From a very young age, I watched my dad fuss around with house plants. He always had a selection of house plants that he tended to, and it was obvious, he enjoyed tending to his many plants. These were a variety of plants that were available to him in India, where I grew up. He had a big garden in some of the homes we lived in during his time in India. He supervised the gardener and had beautiful flowers and a lush lawn.
We moved to Fairbanks, Alaska and his love for plants and gardening continued. He had many house plants in our home here and in summer months loved planting flowers everywhere. We had hanging baskets with geraniums, Martha Washington only please, lobelia, petunias, and fuchsia’s. He took pride in having the outside of the house look beautiful and inviting. Later, he started growing vegetables, which included tomatoes, cauliflower, herbs, potatoes, beans and eggplants. He was always going to the greenhouses to buy starter 2” plants, or he purchased six packs as he was frugal and wanted to “save” some of the nearly dying plants that needed to be planted and give a chance to survive. Of Course, he got these for deep discount which suited him just fine. Majority of the times, he was able to revive these nearly dead plants.
He had every gardening tool imaginable in the garage, all kinds of pots, fertilizers, potting soil and made his annual trip the College Utilities to get the good compost for free. Free being the operative word, but the compost was what he claimed helped his vegetables grow so well. He was quite disappointed the year he could not get the compost because College Utilities had some issue with it and advised against its usage. So, we had to go get “good soil” from the greenhouses.
We all went with him to get plants at Risse’s greenhouse. It was on my calendar to take him there for the free planting day. Oh boy! We carried his six planters so he can purchase plants and have them plant those for him for free. It was a great way to spend time with him as he wandered around looking at everything that he could get. Of course, we had to stop for coffee or lunch afterwards. It was tradition.
His love for gardening deepened and he started spending his time in retirement growing vegetables. He would bring these in for my mom to cook and have extras that he gave to me and to friends. Tomatoes, Cucumbers, Eggplants, Zucchini, cauliflower, beans were his favorites. One time he and I went to several greenhouses in search for purple basil. We never did find any that year. Since then, I made it a point to find a purple basil for him every year, so we don’t have to wait till mid-season to go looking.
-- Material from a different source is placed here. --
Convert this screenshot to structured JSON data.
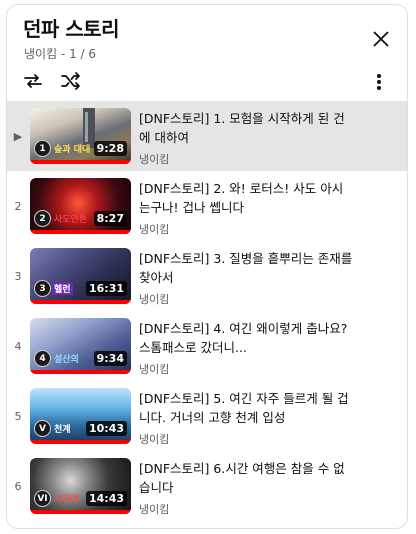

He loved going to farmers market here in Fairbanks and would always come home with a new plant to add to his garden. Often, he would be out by his garden for so long that mom would have to call him to come in as he probably needed a respite from full on sun that we get in Alaska. All the farmers at the Farmers market knew my parents as they would buy their vegetables from them every week. He also loved bringing home perennials from the market or from the greenhouses. He had established a perennial garden in front of the house that showcased his Lily, Delphinium, Trollius, Shasta daisy and Columbine plants. He enjoyed puttering around and being in the garden every day in summer. It was tough for him to take the garden down. We would have to help him do it as it was not what he liked to do. Probably signified end of his gardening for the year. Of course, it’s sad for all of us gardeners, right? Suddenly it all looks so bare and boring.
My Dad transferred his joy in gardening to his kids as well. My sister is engaged in gardening as am I. My brother and sister-in-law have gardens and make time to enjoy and cultivate those. We often send pictures to each other on our various plants, shrubs and flowers. Every time he came to visit me, he walked around the to the back of my home to look at my vegetable garden and loved the flowers I had planted everywhere. After he passed away, I just didn’t want to do anything at my own home, but decided that this was a way to honor him and his memory, so we planted flowers and vegetables with great enthusiasm. Perhaps, I overdid it! We also planted flowers at his home in his memory. I know he was watching and smiling.